This paper is an academic treatment of the pricing of stallion seasons (a “season” confers the right to breed a mare to a stallion) The commercial stallion seasons market can be represented schematically as a triangle that normally has a single-digit number of stallions offering high-priced seasons in the narrow apex, a moderate number of stallions composing the middle section, and over 150 in the $5,000-$10,000 range. We argue that it is logical for profit-maximizing stallion managers, most especially those in the apex of the stallion seasons triangle, to charge different prices for different groups of buyers of the same stallion seasons. Some of the reasons are straightforward: seasons are worth less as the breeding season progresses because foals produced later in year from those seasons are worth less. Other reasons have more to do with the somewhat monopolistic nature of the market for stallion seasons as explained in this paper. This market power, in turn, creates multiple demand curves for different market segments.

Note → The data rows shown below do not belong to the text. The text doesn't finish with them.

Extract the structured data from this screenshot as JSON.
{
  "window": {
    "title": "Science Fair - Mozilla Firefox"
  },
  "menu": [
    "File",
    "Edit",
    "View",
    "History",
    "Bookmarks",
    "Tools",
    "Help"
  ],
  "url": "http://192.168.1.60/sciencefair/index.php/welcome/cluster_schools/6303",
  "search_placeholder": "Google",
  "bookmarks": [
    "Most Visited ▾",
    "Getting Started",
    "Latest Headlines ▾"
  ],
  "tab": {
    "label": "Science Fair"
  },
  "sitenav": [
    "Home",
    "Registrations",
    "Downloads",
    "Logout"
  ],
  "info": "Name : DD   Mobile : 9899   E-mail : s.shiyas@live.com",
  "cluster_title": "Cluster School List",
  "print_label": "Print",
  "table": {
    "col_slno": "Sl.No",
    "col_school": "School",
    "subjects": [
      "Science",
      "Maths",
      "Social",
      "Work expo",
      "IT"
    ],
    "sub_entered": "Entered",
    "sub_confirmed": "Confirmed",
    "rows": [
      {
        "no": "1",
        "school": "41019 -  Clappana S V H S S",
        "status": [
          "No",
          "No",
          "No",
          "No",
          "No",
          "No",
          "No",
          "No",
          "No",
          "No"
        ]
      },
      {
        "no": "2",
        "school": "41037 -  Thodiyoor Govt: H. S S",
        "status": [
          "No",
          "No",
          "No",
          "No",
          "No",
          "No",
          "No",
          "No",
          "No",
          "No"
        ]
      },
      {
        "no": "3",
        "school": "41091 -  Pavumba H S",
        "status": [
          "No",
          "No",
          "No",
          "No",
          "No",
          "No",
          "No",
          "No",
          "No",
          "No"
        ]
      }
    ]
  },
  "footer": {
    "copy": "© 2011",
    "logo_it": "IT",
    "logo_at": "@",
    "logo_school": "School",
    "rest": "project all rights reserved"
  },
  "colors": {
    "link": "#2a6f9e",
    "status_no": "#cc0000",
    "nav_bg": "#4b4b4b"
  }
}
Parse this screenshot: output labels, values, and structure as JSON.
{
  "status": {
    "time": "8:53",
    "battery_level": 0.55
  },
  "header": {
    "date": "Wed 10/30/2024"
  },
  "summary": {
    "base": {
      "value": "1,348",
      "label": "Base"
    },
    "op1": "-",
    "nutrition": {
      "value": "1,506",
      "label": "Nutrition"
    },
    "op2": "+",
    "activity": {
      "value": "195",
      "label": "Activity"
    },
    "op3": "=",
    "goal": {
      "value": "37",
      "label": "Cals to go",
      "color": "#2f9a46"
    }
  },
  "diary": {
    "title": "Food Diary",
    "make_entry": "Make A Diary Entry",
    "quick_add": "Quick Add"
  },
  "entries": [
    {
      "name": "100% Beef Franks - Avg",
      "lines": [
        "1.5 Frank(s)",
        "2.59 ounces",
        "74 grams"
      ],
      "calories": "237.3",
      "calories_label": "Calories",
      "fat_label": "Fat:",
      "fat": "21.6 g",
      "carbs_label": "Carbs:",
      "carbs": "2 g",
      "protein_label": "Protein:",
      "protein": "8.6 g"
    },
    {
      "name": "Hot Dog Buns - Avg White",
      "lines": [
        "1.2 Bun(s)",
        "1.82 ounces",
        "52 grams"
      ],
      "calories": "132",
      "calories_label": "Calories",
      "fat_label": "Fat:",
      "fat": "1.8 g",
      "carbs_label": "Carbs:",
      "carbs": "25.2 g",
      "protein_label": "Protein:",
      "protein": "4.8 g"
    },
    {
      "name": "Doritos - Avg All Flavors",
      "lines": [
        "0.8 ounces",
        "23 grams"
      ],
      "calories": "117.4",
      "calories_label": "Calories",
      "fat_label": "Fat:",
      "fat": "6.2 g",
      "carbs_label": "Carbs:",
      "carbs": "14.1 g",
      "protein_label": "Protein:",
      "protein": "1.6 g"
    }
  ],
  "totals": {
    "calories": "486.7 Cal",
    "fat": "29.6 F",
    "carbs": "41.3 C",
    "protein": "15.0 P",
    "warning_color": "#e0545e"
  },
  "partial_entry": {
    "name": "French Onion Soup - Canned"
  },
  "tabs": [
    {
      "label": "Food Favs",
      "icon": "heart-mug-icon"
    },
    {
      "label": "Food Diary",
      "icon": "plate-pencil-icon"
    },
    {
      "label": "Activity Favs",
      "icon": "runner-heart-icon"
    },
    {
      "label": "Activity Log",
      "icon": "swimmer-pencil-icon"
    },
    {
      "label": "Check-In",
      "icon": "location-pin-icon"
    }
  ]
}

As for artificial insemination (AI), the economics of this analysis suggests that breeders significantly benefit from the introduction of AI because costs tend to fall and the choices of potential stallions available to mares would be expanded as better stallions breed more mares. Though the average breeder would benefit, there would be losers from a change in the status quo. Not surprisingly, those who stand to would lose from a move to AI argue against such a move.
Losey, Robert L. Ph.D. and Lambert, Thomas E. 1959-, "Pricing Stallion Seasons for an Individual Stallion: The Existence of Top Tier Pricing and Market Power" (2020). Faculty Scholarship. 447.